There is apparently lots of folks frustrated that Harry ended up with Ginny and not Hermione.
Still, it's tough to buy Harry's attraction: Ginny likes him and she's, uh, quiet and nice and.... Yeah, after seven books and eight movies, that's all I got. Ginny comes off like a dour Harry Potter fan more than a worthy contender for his romantic interest, let alone his ideal life partner. And Harry — as we'll see three times later in this film — never seems very excited by her. Our hero deserves someone lively, bright and, you know, fun.Why is this so wrong?
- We need heaps of ginger kids, as the Weasleys are the superior family in the series (anybody else have good/surviving parents, heaps of supportive yet funny siblings?). Best way to max the ginger is for both Harry and Hermione to marry into the Weasley clan.
- Which is more icky? Marrying your virtual sister or your best friend's sister? Hmmm.
- I would have been wrong. I predicted the Ginny/Harry relationship very early in the series, impressing even my uber-plot queen/editor wife.
- Um, Oedipus, baby. Lily -> Ginny. How is Hermione like Lily? [I wrote this before I got the end of the EW piece---but it is pretty obvious, right?]
- After all the drama, doesn't Harry need someone to loosen him up, rather than someone is quite Type A/uptight. Yes, Hermione has a sense of humor and loosens up a bit as the books and movies proceed, but she is still a bit too tightly wound. Think about to when she does not have a perfect set of OWLs. She needs Ron to round her edges, and Ron needs her to keep him going in a semi-straight line.
On the rest of the snarky review: It is right that the time turners are a big problem since any strategic wizard would stock up on them, and the rest of the piece is mostly amusing and on target. Best quote:
No matter how noble your intentions and how brave your heart, if you act like an asshat everybody is going to assume you're an asshat.Oh, and this is right on target as well:
Malfoy is reluctantly coaxed forward and Voldemort gives him a hilariously awkward hug, like he's never given one before and is trying to imitate how people do it.
One Shipper Improvement: in interviews, JK seemed dead set against putting Neville and Luna together, but the movie brings them together. I approve as these two outsiders (who both lost at least one parent) are very much in need of some love. And isn't that what the series really about?

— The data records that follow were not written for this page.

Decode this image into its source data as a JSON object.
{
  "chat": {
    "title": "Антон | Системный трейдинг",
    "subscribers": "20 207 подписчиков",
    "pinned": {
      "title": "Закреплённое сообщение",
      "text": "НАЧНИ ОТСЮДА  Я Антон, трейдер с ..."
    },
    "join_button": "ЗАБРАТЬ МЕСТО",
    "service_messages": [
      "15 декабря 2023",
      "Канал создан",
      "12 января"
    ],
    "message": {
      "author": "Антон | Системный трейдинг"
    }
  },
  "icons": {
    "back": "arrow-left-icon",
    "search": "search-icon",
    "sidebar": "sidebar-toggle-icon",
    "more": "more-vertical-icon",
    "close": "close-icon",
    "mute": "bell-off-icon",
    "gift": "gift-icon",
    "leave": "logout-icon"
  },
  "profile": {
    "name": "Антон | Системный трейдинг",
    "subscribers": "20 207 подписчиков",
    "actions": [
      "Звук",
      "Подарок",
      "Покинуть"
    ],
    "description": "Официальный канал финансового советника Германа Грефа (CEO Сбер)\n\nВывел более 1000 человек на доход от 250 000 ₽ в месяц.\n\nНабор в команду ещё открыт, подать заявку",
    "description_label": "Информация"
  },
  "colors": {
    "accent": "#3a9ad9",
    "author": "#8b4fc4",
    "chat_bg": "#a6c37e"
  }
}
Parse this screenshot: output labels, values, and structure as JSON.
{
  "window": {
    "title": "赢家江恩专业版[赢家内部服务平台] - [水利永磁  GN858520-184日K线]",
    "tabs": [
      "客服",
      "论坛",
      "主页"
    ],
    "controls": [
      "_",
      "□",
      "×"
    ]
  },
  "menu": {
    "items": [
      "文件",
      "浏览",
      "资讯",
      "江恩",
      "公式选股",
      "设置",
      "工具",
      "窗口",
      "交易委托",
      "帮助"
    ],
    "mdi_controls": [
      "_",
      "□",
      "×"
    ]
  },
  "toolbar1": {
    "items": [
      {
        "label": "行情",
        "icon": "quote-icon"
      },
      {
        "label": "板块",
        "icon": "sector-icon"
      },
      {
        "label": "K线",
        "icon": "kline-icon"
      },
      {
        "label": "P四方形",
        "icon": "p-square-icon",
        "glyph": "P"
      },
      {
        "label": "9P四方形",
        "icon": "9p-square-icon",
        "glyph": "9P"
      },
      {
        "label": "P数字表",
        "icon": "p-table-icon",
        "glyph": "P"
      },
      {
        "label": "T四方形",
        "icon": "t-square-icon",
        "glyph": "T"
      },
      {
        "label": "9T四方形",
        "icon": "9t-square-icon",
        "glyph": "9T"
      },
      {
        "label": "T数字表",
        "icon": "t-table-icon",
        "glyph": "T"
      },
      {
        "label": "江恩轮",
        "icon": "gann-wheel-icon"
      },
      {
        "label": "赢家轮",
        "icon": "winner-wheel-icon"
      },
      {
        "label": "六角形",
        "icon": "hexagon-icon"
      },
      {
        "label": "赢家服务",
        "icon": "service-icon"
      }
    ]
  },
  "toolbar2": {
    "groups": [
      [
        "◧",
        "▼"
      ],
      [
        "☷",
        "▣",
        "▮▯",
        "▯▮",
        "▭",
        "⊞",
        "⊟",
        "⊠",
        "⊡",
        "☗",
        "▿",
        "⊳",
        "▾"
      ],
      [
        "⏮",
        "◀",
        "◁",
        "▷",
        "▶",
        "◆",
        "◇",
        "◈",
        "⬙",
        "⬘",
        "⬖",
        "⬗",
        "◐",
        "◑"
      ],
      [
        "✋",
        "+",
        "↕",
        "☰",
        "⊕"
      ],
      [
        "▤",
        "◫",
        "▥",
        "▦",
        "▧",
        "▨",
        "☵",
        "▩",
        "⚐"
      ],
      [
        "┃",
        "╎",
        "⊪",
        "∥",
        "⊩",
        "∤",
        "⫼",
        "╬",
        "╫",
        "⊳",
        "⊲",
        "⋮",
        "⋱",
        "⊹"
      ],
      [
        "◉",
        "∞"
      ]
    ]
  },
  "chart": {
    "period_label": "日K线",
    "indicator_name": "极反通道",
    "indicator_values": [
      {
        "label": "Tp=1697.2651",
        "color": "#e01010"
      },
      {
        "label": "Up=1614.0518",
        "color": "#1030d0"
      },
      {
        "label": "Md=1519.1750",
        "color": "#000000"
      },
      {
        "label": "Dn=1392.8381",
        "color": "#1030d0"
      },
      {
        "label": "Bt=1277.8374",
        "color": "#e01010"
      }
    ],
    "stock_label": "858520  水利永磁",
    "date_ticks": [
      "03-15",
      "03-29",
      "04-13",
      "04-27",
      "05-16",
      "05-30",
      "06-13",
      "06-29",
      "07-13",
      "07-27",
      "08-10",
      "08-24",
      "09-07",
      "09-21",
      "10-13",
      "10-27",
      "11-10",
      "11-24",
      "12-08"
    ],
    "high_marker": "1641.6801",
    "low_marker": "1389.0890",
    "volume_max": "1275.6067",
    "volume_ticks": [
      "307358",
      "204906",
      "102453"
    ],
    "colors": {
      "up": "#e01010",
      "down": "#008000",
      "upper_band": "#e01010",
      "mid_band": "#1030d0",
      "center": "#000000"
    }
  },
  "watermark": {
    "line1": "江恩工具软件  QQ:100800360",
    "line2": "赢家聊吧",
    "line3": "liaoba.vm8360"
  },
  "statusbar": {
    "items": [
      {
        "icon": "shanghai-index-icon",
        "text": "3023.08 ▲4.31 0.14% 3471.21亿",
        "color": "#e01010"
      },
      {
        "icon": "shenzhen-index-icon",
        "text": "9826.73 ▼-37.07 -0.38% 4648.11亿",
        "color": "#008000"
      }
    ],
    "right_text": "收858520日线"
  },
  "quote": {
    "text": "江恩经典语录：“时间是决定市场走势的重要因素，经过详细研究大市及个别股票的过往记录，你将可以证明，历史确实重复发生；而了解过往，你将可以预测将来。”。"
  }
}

PS the EW piece ponders Wizardly poverty, in part because he does not understand Gamp's law of transfiguration--you cannot get food or gold out of nowhere.
PPS I did not note in my previous post that they replaced one of Malfoy's buddies due to his real life crimes (drugs are bad). Also, Dean Thomas, who is shorted in the movies, does show up in the Room of Requirement.